===== Provided records =====

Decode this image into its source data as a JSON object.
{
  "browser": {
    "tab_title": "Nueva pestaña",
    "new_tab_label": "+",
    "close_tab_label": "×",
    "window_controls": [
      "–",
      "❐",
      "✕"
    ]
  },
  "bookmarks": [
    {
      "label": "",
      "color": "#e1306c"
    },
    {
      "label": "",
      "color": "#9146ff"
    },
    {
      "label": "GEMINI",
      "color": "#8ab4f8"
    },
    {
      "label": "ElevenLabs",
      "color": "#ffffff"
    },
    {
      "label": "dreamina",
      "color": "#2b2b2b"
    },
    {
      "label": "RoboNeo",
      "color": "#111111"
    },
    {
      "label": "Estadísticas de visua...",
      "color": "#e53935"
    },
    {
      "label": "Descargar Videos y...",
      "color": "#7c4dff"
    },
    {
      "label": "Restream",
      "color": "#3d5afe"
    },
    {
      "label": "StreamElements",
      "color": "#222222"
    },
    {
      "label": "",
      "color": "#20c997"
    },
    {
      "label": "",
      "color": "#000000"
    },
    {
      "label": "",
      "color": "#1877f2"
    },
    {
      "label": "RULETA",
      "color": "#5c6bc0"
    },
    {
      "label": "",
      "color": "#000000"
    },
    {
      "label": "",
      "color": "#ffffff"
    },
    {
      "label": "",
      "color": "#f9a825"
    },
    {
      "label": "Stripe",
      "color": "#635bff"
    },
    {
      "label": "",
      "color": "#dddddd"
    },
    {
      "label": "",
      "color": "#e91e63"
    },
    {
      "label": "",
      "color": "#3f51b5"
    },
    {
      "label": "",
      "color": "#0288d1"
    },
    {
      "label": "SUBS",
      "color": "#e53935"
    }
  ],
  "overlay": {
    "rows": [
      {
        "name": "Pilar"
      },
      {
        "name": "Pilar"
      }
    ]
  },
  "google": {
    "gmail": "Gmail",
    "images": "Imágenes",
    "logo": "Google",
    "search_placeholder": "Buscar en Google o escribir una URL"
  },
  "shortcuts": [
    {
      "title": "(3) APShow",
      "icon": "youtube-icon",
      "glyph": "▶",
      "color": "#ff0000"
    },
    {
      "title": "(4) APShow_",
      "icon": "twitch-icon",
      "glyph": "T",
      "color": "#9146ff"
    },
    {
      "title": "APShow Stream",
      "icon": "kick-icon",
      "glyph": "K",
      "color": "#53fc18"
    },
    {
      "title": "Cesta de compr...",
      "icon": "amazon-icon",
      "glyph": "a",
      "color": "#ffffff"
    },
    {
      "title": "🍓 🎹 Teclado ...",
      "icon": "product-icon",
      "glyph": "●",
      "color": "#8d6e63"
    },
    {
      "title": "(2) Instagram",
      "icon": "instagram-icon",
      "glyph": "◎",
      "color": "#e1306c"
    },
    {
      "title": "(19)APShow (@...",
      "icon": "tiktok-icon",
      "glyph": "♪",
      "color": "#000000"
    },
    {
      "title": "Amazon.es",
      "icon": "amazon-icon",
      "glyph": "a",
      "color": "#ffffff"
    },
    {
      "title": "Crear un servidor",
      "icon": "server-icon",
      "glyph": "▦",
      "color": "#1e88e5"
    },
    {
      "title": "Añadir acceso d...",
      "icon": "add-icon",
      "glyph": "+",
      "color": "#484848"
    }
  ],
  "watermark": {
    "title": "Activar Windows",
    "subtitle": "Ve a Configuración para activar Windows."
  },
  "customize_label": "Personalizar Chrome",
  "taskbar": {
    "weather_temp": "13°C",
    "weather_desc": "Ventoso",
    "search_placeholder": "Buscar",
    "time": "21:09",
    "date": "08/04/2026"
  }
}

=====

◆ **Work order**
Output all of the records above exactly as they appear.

◆ **Task solution**
Decode this image into its source data as a JSON object.
{
  "browser": {
    "tab_title": "Nueva pestaña",
    "new_tab_label": "+",
    "close_tab_label": "×",
    "window_controls": [
      "–",
      "❐",
      "✕"
    ]
  },
  "bookmarks": [
    {
      "label": "",
      "color": "#e1306c"
    },
    {
      "label": "",
      "color": "#9146ff"
    },
    {
      "label": "GEMINI",
      "color": "#8ab4f8"
    },
    {
      "label": "ElevenLabs",
      "color": "#ffffff"
    },
    {
      "label": "dreamina",
      "color": "#2b2b2b"
    },
    {
      "label": "RoboNeo",
      "color": "#111111"
    },
    {
      "label": "Estadísticas de visua...",
      "color": "#e53935"
    },
    {
      "label": "Descargar Videos y...",
      "color": "#7c4dff"
    },
    {
      "label": "Restream",
      "color": "#3d5afe"
    },
    {
      "label": "StreamElements",
      "color": "#222222"
    },
    {
      "label": "",
      "color": "#20c997"
    },
    {
      "label": "",
      "color": "#000000"
    },
    {
      "label": "",
      "color": "#1877f2"
    },
    {
      "label": "RULETA",
      "color": "#5c6bc0"
    },
    {
      "label": "",
      "color": "#000000"
    },
    {
      "label": "",
      "color": "#ffffff"
    },
    {
      "label": "",
      "color": "#f9a825"
    },
    {
      "label": "Stripe",
      "color": "#635bff"
    },
    {
      "label": "",
      "color": "#dddddd"
    },
    {
      "label": "",
      "color": "#e91e63"
    },
    {
      "label": "",
      "color": "#3f51b5"
    },
    {
      "label": "",
      "color": "#0288d1"
    },
    {
      "label": "SUBS",
      "color": "#e53935"
    }
  ],
  "overlay": {
    "rows": [
      {
        "name": "Pilar"
      },
      {
        "name": "Pilar"
      }
    ]
  },
  "google": {
    "gmail": "Gmail",
    "images": "Imágenes",
    "logo": "Google",
    "search_placeholder": "Buscar en Google o escribir una URL"
  },
  "shortcuts": [
    {
      "title": "(3) APShow",
      "icon": "youtube-icon",
      "glyph": "▶",
      "color": "#ff0000"
    },
    {
      "title": "(4) APShow_",
      "icon": "twitch-icon",
      "glyph": "T",
      "color": "#9146ff"
    },
    {
      "title": "APShow Stream",
      "icon": "kick-icon",
      "glyph": "K",
      "color": "#53fc18"
    },
    {
      "title": "Cesta de compr...",
      "icon": "amazon-icon",
      "glyph": "a",
      "color": "#ffffff"
    },
    {
      "title": "🍓 🎹 Teclado ...",
      "icon": "product-icon",
      "glyph": "●",
      "color": "#8d6e63"
    },
    {
      "title": "(2) Instagram",
      "icon": "instagram-icon",
      "glyph": "◎",
      "color": "#e1306c"
    },
    {
      "title": "(19)APShow (@...",
      "icon": "tiktok-icon",
      "glyph": "♪",
      "color": "#000000"
    },
    {
      "title": "Amazon.es",
      "icon": "amazon-icon",
      "glyph": "a",
      "color": "#ffffff"
    },
    {
      "title": "Crear un servidor",
      "icon": "server-icon",
      "glyph": "▦",
      "color": "#1e88e5"
    },
    {
      "title": "Añadir acceso d...",
      "icon": "add-icon",
      "glyph": "+",
      "color": "#484848"
    }
  ],
  "watermark": {
    "title": "Activar Windows",
    "subtitle": "Ve a Configuración para activar Windows."
  },
  "customize_label": "Personalizar Chrome",
  "taskbar": {
    "weather_temp": "13°C",
    "weather_desc": "Ventoso",
    "search_placeholder": "Buscar",
    "time": "21:09",
    "date": "08/04/2026"
  }
}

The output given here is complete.